>>>>

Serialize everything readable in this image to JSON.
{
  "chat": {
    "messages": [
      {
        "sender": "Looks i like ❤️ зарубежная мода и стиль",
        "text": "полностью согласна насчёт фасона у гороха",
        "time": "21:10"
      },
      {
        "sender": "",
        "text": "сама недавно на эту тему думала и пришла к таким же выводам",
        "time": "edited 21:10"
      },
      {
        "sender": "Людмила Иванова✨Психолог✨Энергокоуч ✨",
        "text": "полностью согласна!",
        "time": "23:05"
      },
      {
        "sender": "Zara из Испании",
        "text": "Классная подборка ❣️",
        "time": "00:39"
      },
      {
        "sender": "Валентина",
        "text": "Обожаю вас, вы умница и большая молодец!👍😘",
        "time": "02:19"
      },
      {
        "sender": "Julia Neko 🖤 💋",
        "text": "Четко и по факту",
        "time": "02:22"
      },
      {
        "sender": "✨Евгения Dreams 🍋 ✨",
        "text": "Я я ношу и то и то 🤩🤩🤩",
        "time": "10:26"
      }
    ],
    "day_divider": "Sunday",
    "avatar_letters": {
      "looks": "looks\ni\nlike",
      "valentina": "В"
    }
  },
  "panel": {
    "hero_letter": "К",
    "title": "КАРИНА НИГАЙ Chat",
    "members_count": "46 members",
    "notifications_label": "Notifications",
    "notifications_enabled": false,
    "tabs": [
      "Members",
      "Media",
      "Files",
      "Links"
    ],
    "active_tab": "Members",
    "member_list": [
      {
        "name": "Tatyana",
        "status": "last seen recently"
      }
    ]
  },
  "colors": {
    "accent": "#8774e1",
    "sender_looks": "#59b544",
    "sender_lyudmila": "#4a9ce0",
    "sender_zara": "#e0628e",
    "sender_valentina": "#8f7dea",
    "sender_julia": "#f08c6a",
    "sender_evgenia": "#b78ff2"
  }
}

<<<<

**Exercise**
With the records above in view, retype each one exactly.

**Exercise solution**
Serialize everything readable in this image to JSON.
{
  "chat": {
    "messages": [
      {
        "sender": "Looks i like ❤️ зарубежная мода и стиль",
        "text": "полностью согласна насчёт фасона у гороха",
        "time": "21:10"
      },
      {
        "sender": "",
        "text": "сама недавно на эту тему думала и пришла к таким же выводам",
        "time": "edited 21:10"
      },
      {
        "sender": "Людмила Иванова✨Психолог✨Энергокоуч ✨",
        "text": "полностью согласна!",
        "time": "23:05"
      },
      {
        "sender": "Zara из Испании",
        "text": "Классная подборка ❣️",
        "time": "00:39"
      },
      {
        "sender": "Валентина",
        "text": "Обожаю вас, вы умница и большая молодец!👍😘",
        "time": "02:19"
      },
      {
        "sender": "Julia Neko 🖤 💋",
        "text": "Четко и по факту",
        "time": "02:22"
      },
      {
        "sender": "✨Евгения Dreams 🍋 ✨",
        "text": "Я я ношу и то и то 🤩🤩🤩",
        "time": "10:26"
      }
    ],
    "day_divider": "Sunday",
    "avatar_letters": {
      "looks": "looks\ni\nlike",
      "valentina": "В"
    }
  },
  "panel": {
    "hero_letter": "К",
    "title": "КАРИНА НИГАЙ Chat",
    "members_count": "46 members",
    "notifications_label": "Notifications",
    "notifications_enabled": false,
    "tabs": [
      "Members",
      "Media",
      "Files",
      "Links"
    ],
    "active_tab": "Members",
    "member_list": [
      {
        "name": "Tatyana",
        "status": "last seen recently"
      }
    ]
  },
  "colors": {
    "accent": "#8774e1",
    "sender_looks": "#59b544",
    "sender_lyudmila": "#4a9ce0",
    "sender_zara": "#e0628e",
    "sender_valentina": "#8f7dea",
    "sender_julia": "#f08c6a",
    "sender_evgenia": "#b78ff2"
  }
}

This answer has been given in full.